Singing is much the same. You can get good at copying sounds or mimicking voices by singing along to your favorite artist, but what if I asked you to sing a song in a totally different style? Would you be lost? Warm-ups give you tools to work with so you can tackle any genre or style of music (even outside your comfort zone).
Scales, Arpeggios, and Patterns, Oh My
Singing warm ups usually involve either scales (stepping up and down), arpeggios (skipping notes on a scale), or scale patterns (some combination of scale notes). The major and minor scales have been the foundation for Western music for hundreds of years, and all modern popular music and choral music use these scales as a foundation. In Western music, nearly every warm up will be based on some combination of these eight-note scales. See the example below:
The reason why these scales, arpeggios and patterns are useful is that they build muscle memory. Singing scales and patterns builds your muscle memory so you are used to these steps and skips and you don’t have to think about them, you can do them by feel, almost automatically. You are preparing yourself for the micro motions that your vocal folds make when singing higher and lower pitches. Going back to our metaphor, when you no longer need to look at your knitting, you can do it by feel and muscle memory of the motion. The same applies to your singing. By repeating all those steps and skips, you have built muscle memory and now know how they “feel” in your voice (after all, you are using an instrument you cannot see!).
Why the Tongue-Twisters?
If you are studying with a good vocal coach or choir director, their methods to warm up your singing probably have purposes you may not even be aware of. If you are singing with a choir, vocal warm ups may be focused on unifying a vowel sound, singing with good diction (i.e. clear consonants), or achieving good balance and breath support. But the director may not be explicit about these goals.
Here are some examples of warm ups and why they may be used:
- Tongue-twisters: focus on consonant sounds and singing with clear diction
Scales and arpeggios: Build muscle memory for intervals.
- Hissing (air only): Getting used to singing “on the breath” with good air support.
- Horse lips: require more air than singing without, get you using stronger air stream.
- Mi-me-ma-mo-mu: works on vowel unification (everyone singing the same type of vowel).
What Should My Vocal Exercises Include?
Here is a sample some of the best vocal warm ups for singers you can use to strengthen your vocal muscle memory, sing on the breath, and sing with good diction.
- Vocal warm up #1: breathe in deeply for a count of four. Use the syllable “sh” or “ch” (air only), challenge yourself to sustain that hissing sound (air only, no vocal cords) for a count of 4. Then try to add 2 counts each time to the exhale. Breathe in for 4, breathe out on hiss for 6. Breathe in for 4, breathe out on a hiss for 8. See if you can make it to 12!
- Vocal warm up #2: Hum! Using an “mm” or an “ng” sound (think the end of the word swimming) hum by sliding up or down a scale. This doesn’t need to be regulated, it can be kind of free-form. Humming is a great, gentle way to start to warm up your voice.
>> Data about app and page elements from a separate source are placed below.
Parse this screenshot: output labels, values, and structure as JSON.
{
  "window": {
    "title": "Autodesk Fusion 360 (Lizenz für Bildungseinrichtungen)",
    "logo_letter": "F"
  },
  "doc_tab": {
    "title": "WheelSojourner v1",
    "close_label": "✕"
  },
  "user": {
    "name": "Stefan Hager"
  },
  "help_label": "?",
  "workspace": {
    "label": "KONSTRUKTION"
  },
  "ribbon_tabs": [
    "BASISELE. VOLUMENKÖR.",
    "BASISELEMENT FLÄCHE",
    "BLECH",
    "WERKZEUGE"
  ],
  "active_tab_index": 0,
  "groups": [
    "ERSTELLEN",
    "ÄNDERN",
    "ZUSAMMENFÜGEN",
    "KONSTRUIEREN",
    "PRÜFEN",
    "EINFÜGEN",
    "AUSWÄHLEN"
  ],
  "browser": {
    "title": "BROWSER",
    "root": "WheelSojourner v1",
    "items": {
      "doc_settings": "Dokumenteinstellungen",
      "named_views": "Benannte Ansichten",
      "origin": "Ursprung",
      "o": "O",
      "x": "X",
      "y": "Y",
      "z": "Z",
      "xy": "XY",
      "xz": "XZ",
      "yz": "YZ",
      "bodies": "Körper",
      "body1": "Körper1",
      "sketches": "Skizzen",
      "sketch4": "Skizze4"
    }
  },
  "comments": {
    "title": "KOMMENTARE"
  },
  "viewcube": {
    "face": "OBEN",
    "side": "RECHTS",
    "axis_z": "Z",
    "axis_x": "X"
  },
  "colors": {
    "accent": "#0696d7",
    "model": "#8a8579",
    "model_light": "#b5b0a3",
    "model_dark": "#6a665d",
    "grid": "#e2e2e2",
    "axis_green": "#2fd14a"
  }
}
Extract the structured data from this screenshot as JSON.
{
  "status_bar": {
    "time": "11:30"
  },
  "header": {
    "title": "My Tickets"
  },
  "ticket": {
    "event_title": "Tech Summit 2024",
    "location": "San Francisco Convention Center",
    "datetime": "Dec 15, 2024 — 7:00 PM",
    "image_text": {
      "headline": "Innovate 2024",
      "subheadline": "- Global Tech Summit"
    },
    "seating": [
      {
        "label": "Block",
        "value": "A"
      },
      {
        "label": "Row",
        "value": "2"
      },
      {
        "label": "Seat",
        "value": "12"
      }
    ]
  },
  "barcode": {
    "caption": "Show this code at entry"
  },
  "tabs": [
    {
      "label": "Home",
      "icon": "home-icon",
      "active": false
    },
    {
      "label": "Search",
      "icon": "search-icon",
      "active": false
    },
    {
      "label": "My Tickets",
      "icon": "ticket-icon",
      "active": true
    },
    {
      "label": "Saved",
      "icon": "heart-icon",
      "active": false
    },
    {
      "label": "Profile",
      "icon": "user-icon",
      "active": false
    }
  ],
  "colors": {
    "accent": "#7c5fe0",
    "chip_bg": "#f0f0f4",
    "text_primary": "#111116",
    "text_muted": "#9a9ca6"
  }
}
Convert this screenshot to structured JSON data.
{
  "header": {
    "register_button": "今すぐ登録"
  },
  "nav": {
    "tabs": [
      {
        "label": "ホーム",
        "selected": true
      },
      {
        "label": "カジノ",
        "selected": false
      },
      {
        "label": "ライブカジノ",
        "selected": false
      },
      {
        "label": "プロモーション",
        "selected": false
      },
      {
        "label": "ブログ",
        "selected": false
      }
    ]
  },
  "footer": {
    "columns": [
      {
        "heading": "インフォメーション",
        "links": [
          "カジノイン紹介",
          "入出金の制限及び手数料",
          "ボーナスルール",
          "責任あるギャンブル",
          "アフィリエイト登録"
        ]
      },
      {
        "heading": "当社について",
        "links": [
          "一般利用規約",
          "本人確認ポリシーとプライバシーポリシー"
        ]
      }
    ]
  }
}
- Scales and arpeggios: Search for a voice teacher leading you through scales and arpeggios if you are not familiar with them. Or, you can sit at a piano and give yourself a starting pitch for each vocal exercise (there are lots of digital app pianos out there). Scales can be sung using numbers (1-8), solfege (do-re-mi), or a gentle syllable like lay, loo, or nah.
- Consonants: Singing requires better diction (enunciating, saying consonants clearly) than talking across the dinner table. That is where the tongue twisters come in. Challenge yourself to sing these silly vocal warm up exercises the way an actor on stage would say them!